Sound — 9
The world of technical metal is an exciting one. An exhilarating area of music where bands are unshackled by the concern for radio airplay and widespread acceptance that plagues mainstream artists. Where metalheads from all disciplines, be it groove, death, avant-garde, prog, thrash, or many others in between, can walk around proudly with their classical and jazz fusion influences worn on their sleeve, united in the desire to test the boundaries of their ability and unleash mindf--k time signatures on the world. However, this beautiful musical haven seems to be dominated by bands that appear to be missing the point entirely; cramming as many notes into as little time as possible, stubbornly refusing to play in a consistent time signature like a petulant toddler, liberally splashing sweeping sections and chromatic runs around the place, oblivious to the fact that technical ability is not an ends in itself. A couple of minutes later, when their musical masturbation has reached an unsatisfying and messy climax, you're left there, wondering how a group of people with such technical ability could create something so devoid of substance, so utterly unmemorable.
Lyrics — 9
Lethargy are a band that, while they had a very devoted fan base during their active years and came from a very fruitful and exciting scene, are still generally unknown to the metal world. Mastodon fans may be familiar with the name, as Lethargy boasted half of Mastodon's current line up (guitarist Bill Kelliher and drummer Brann Dailor). However, where the Atlantan leviathans emphasise colossal grooves and atmospheric sonics, Lethargy are out and out math metal, and their only full length album bares more resemblance to Calculating Infinity or Art Damage than the spacious, succulent jams of Hearts Alive and This Mortal Soil. There is an exhilarating urgency and franticness amidst Lethargy's chaos, but they manage to pull this off without sounding cluttered, like many bands in the genre. Don't be put off by the 'math' label. There's guitar hooks, funky bass lines, swaggering riffs, quirky circus melodies- all played like a rabid maniac with ADHD. It's a rare gem; an album that is as extreme and unhinged as many bands could only dream of being, yet sacrificing nothing in cohesiveness or song writing. Add to this Eric Burke's furious barks and Dailor's mind-bending stick skills, and you have something very special.
Overall Impression — 10
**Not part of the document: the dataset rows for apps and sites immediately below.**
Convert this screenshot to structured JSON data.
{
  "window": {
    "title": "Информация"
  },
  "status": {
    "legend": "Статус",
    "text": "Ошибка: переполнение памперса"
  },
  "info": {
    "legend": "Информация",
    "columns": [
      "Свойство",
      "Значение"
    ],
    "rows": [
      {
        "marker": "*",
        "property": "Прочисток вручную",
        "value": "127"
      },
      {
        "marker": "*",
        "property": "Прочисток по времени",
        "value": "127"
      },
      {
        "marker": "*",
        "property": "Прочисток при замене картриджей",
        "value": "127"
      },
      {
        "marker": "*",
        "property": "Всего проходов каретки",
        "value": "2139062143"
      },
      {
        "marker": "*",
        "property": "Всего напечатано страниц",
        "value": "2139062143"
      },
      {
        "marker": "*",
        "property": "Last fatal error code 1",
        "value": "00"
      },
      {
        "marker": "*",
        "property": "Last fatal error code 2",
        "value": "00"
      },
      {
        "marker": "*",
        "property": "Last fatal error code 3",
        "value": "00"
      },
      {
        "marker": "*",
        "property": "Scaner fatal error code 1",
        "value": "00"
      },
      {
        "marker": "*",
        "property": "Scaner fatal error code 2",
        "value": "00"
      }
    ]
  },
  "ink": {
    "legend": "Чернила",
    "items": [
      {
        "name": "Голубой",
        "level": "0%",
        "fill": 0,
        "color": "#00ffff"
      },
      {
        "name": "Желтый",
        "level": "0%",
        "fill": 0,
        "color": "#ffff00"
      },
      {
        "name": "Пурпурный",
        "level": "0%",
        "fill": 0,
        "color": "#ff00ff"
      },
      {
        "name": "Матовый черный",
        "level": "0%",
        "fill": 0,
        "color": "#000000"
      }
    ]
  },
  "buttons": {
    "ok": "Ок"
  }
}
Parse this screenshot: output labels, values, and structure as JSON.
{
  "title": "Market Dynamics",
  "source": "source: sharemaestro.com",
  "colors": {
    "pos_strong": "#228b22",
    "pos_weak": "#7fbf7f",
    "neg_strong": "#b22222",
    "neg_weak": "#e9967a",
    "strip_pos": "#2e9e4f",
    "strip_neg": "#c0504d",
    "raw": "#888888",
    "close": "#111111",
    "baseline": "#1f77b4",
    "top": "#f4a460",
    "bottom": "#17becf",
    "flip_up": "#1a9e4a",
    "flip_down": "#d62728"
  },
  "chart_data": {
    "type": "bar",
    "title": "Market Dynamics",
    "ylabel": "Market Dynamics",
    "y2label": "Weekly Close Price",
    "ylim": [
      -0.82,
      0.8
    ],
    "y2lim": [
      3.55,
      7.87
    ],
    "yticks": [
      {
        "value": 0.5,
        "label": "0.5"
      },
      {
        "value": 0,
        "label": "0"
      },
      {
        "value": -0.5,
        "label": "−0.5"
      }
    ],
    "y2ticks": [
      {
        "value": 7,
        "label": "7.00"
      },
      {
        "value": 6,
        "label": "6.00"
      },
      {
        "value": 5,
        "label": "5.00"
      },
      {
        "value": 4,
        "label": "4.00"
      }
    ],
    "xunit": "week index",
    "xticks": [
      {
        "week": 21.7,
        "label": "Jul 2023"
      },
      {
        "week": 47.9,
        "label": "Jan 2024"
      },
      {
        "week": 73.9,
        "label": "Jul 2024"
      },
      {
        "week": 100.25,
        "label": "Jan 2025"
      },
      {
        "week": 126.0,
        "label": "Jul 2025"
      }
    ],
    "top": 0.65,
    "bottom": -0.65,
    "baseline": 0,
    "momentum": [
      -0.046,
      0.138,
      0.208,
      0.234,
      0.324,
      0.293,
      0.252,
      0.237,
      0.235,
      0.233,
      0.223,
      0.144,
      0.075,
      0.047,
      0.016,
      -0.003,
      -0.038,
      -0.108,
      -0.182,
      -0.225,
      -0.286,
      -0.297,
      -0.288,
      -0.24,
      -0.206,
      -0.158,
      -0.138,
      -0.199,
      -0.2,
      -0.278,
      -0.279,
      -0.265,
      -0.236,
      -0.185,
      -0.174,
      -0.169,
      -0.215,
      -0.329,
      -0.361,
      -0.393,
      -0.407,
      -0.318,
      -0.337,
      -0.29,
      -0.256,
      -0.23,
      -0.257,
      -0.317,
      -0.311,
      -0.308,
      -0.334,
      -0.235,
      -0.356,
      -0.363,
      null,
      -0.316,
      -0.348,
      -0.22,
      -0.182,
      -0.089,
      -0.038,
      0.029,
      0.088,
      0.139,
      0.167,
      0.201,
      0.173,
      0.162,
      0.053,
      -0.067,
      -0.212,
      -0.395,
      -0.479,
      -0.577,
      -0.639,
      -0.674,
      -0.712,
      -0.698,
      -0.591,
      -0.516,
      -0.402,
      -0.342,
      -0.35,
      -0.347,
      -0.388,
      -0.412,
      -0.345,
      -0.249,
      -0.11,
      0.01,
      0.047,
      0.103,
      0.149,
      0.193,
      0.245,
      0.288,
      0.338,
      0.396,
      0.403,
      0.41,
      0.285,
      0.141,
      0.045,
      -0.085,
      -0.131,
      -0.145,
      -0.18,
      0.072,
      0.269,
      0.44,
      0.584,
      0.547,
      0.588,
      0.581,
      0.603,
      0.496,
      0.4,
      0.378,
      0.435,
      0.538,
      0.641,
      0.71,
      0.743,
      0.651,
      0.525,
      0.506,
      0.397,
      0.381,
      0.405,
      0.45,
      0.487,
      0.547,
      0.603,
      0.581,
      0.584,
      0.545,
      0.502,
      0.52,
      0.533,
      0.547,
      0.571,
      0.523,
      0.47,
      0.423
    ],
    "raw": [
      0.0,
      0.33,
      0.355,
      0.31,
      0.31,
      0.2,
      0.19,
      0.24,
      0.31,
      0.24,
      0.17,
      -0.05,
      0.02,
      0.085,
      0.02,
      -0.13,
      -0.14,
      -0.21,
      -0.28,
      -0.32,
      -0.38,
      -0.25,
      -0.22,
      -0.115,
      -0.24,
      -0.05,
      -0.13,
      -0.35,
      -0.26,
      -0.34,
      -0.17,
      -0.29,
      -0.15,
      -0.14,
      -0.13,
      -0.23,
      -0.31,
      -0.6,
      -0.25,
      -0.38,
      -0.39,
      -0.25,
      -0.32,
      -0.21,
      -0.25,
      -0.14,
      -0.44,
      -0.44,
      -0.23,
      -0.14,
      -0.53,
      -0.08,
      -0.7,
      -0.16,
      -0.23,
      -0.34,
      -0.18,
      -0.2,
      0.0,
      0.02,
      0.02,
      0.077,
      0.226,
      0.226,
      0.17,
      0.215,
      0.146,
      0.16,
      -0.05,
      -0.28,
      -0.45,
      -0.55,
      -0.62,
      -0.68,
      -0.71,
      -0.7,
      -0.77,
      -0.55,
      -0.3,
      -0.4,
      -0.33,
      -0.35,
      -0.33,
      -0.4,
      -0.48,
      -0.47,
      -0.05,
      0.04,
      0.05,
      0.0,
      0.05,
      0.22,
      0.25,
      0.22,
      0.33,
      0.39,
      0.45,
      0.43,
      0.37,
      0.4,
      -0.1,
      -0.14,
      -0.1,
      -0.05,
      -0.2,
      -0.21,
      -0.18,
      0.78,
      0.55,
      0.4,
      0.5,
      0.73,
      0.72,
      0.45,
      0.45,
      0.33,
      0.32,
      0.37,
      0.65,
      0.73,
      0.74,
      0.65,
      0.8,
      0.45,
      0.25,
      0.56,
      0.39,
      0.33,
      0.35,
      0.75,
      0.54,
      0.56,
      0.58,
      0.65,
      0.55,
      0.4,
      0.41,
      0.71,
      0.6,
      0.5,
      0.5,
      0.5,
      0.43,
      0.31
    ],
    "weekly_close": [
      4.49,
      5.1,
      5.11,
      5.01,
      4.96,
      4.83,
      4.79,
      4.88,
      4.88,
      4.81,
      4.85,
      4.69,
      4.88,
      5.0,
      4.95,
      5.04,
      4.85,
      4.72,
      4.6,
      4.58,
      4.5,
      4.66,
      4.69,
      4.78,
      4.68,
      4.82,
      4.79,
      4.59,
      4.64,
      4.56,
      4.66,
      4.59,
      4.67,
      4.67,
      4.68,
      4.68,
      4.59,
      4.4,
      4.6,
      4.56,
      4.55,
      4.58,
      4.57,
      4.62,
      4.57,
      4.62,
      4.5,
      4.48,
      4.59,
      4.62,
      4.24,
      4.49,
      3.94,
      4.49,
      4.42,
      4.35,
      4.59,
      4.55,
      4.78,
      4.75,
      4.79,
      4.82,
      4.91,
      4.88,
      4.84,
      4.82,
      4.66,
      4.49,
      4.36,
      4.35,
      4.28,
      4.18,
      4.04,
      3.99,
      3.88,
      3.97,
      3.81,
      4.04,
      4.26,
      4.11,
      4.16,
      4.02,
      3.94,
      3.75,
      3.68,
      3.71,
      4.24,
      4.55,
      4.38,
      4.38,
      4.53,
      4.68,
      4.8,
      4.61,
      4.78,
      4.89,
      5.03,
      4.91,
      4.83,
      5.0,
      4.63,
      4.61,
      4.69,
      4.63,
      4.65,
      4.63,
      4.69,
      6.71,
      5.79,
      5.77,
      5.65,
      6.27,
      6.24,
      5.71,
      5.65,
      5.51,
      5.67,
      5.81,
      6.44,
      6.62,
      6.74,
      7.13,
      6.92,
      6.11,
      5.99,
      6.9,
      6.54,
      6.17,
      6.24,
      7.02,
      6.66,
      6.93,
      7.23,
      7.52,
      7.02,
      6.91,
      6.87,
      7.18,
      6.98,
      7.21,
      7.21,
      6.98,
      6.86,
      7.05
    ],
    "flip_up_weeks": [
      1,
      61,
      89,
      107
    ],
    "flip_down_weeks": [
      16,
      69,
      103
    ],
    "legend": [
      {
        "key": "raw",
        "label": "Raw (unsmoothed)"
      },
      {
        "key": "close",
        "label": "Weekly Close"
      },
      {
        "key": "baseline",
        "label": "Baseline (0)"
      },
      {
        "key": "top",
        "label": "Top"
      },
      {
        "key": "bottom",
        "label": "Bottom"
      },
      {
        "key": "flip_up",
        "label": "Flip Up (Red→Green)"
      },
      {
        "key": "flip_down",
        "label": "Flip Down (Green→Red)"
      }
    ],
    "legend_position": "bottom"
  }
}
It's Hard To Write also has impressive production. The guitar has a thick bottom end, but the treble is cutting enough so that none of the guitar lines are lost in the mix. The drums are powerful, yet punchy; the sound of the album is raw enough, but the listener is never forced to strain to hear what's going on. It is rare to find a band that uses technical theory and ability as a key to other possibilities, rather than just mustering up a 21/16 section and stopping there. 'It's Hard To Write With A Little Hand' adds something fresh, dynamic and genuinely exciting to the world of technical metal. And that's about the highest praise I can give it.